A bet on specialisation
In September 1925, Laurin & Klement merged with Škoda, the mechanical engineering and arms holding manufacturer from Pilsen. This allowed huge funds to be invested in Mladá Boleslav and made it possible to build a modern part of the factory. Little did anyone know that shortly after the launch in 1929, a global economic crisis would strike, but unlike many other famous brands, the company would avoid bankruptcy thanks to prudent preparation. In fact, the winged arrow came out of the crisis strengthened and was hiring new employees!
Assembly of the drive chain in the self-supporting body of the facelifted FELICIA model (1998)

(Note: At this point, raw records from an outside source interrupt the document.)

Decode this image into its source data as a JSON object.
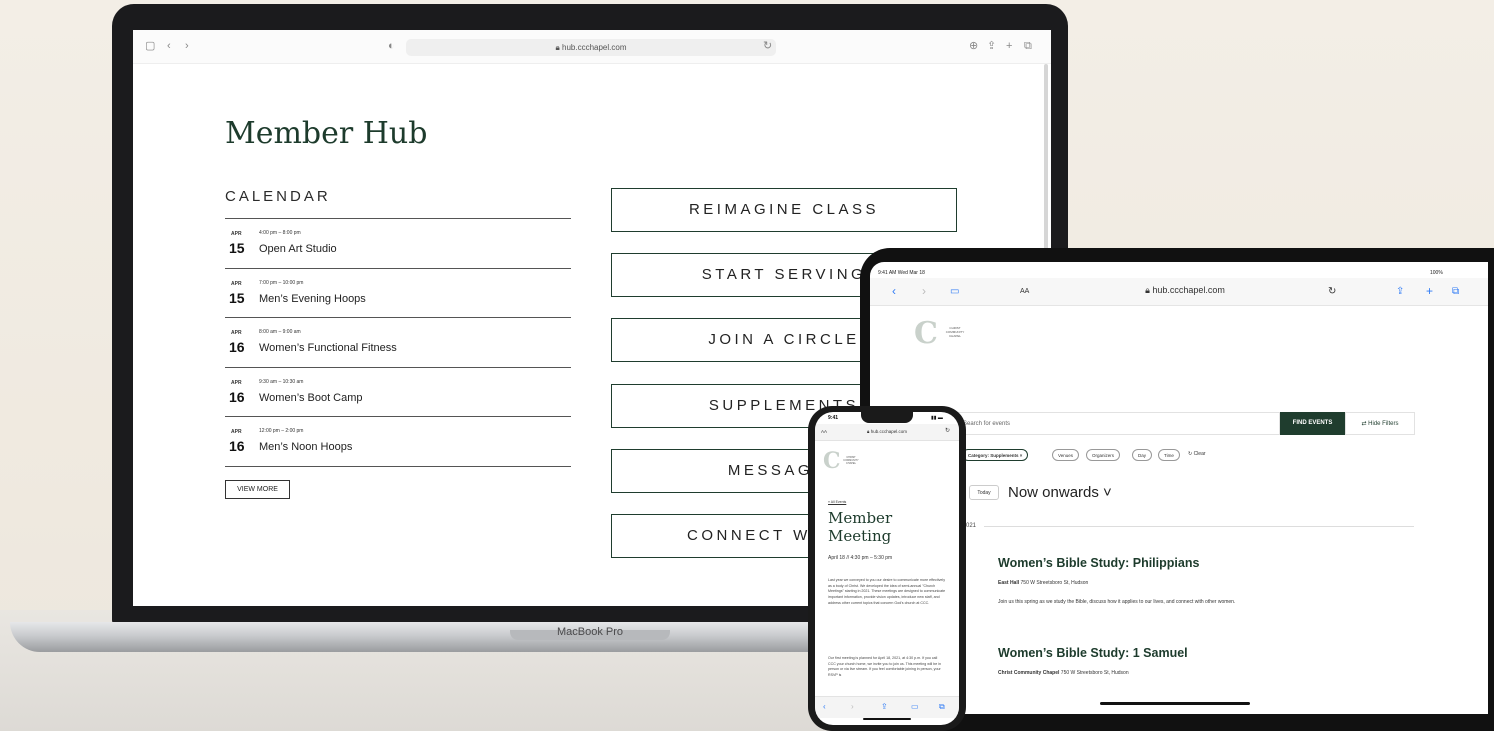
{
  "laptop": {
    "brand_label": "MacBook Pro",
    "browser": {
      "url": "hub.ccchapel.com",
      "lock_icon": "lock-icon"
    },
    "page": {
      "title": "Member Hub",
      "calendar_heading": "CALENDAR",
      "events": [
        {
          "month": "APR",
          "day": "15",
          "time": "4:00 pm – 8:00 pm",
          "name": "Open Art Studio"
        },
        {
          "month": "APR",
          "day": "15",
          "time": "7:00 pm – 10:00 pm",
          "name": "Men’s Evening Hoops"
        },
        {
          "month": "APR",
          "day": "16",
          "time": "8:00 am – 9:00 am",
          "name": "Women’s Functional Fitness"
        },
        {
          "month": "APR",
          "day": "16",
          "time": "9:30 am – 10:30 am",
          "name": "Women’s Boot Camp"
        },
        {
          "month": "APR",
          "day": "16",
          "time": "12:00 pm – 2:00 pm",
          "name": "Men’s Noon Hoops"
        }
      ],
      "view_more": "VIEW MORE",
      "buttons": [
        "REIMAGINE CLASS",
        "START SERVING",
        "JOIN A CIRCLE",
        "SUPPLEMENTS",
        "MESSAGES",
        "CONNECT WITH US"
      ]
    }
  },
  "tablet": {
    "status_left": "9:41 AM  Wed Mar 18",
    "status_right": "100%",
    "aa": "AA",
    "url": "hub.ccchapel.com",
    "logo_text": [
      "CHRIST",
      "COMMUNITY",
      "CHAPEL"
    ],
    "search_placeholder": "Search for events",
    "find_events": "FIND EVENTS",
    "hide_filters": "Hide Filters",
    "chips": [
      "Category: Supplements ×",
      "Venues",
      "Organizers",
      "Day",
      "Time",
      "↻ Clear"
    ],
    "today": "Today",
    "range": "Now onwards ˅",
    "year": "021",
    "events": [
      {
        "title": "Women’s Bible Study: Philippians",
        "venue": "East Hall",
        "address": "750 W Streetsboro St, Hudson",
        "desc": "Join us this spring as we study the Bible, discuss how it applies to our lives, and connect with other women."
      },
      {
        "title": "Women’s Bible Study: 1 Samuel",
        "venue": "Christ Community Chapel",
        "address": "750 W Streetsboro St, Hudson",
        "desc": ""
      }
    ]
  },
  "phone": {
    "time": "9:41",
    "aa": "AA",
    "url": "hub.ccchapel.com",
    "logo_text": [
      "CHRIST",
      "COMMUNITY",
      "CHAPEL"
    ],
    "back_link": "« All Events",
    "title": "Member Meeting",
    "date": "April 18 // 4:30 pm – 5:30 pm",
    "para1": "Last year we conveyed to you our desire to communicate more effectively as a body of Christ. We developed the idea of semi-annual \"Church Meetings\" starting in 2021. These meetings are designed to communicate important information, provide vision updates, introduce new staff, and address other current topics that concern God's church at CCC.",
    "para2": "Our first meeting is planned for April 18, 2021, at 4:30 p.m. If you call CCC your church home, we invite you to join us. This meeting will be in person or via live stream. If you feel comfortable joining in person, your RSVP is"
  }
}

Assembly digitisation (dProduction) in the Kvasiny plant provides employees with a perfect overview of the demanding process (2019)
The sharing of standardised components helped the company to reach success. The new factory found use for precise and fast American machine tools.
The attention of experts was primarily attracted by the process of cylinder head machining, intentionally divided into 47 operations. The assembly of the chassis was also unusual: The frame lay “on its back” on the belt (because of easier assembly of leaf springs) and was turned only after the lower part had been assembled. The line, however, did not do without a narrow specialisation of employees. For example, some were responsible only for tightening a few specific screws – many times a day, with more and more skill.
The plant’s production capacity with a total area of 215,700 m2 and 4,278 employees in 1929 was initially 20 cars per eight-hour shift. After the introduction of the three-shift operation, this figure increased to 85 cars a day.
Hard work for the machines!
Precise and reliable robots have been working in the company since the 1980s. Today, the 1,410-metre-long production line in Hall M13 is one of the most modern ones. It was designed for the OCTAVIA and KAROQ models, and over 1,300 cars can be produced every day.
Conveyor belt production brought the risk of monotonous work and, thus, unilateral strain. Today, these negative effects on employees can be effectively eliminated. Flexibility and a number of ergonomic solutions help. When it comes to ergonomics, the carmaker emphasises prevention. For more demanding activities, it has introduced handling devices into the production process, which makes it easier to work with larger parts, such as wheels or dashboards. Employees are also trained in multiple activities and take turns in the team on a regular basis to avoid stereotyping.
The future belongs to cooperating robots, which help ŠKODA AUTO employees with tasks that are physically demanding or require extremely high accuracy. The transport robot in the Vrchlabí plant is a quick learner: It is enough for a worker to travel a specified route with it only once for it to find the shortest and safest route by itself.
In Kvasiny, they were the first to introduce the digitisation of the entire assembly process in the form of dProduction – text instructions, as well as 3D images and video guides – so that employees have a perfect overview, thanks to touch screens, of everything they need to know. The result is saved time and reduced risks of stress, errors and injuries for the employees at work. The combination of the irreplaceable skilled manpower and the modern technology is, in short, still the most efficient way of producing cars.
PF2-M/1 – VEHICLE PRODUCTION MB II – FABIA
“My career at ŠKODA AUTO shows how possibilities in the development and career growth of employees have expanded. I started to assemble power units and later was retrained to become a car mechanic. Such a change wasn’t usual during my grandfather’s time. Thanks to additional training, I could work on the roll-in rollers, and today I work in vehicle engineering fitting on the remanufacturing line. I enjoy the variety in my work. However, my responsibility is great. I can’t miss any defects. My activity is not followed by any regular check that would reveal imperfections. Fortunately, various detailed instructions and procedures help me with what I do. For example, when fitting grouped lamps, they help me to understand in what order I should tighten each screw during the disassembly and the subsequent reassembly. Unlike in years past, assembly work is also facilitated by various handling devices or controlled torque drivers.”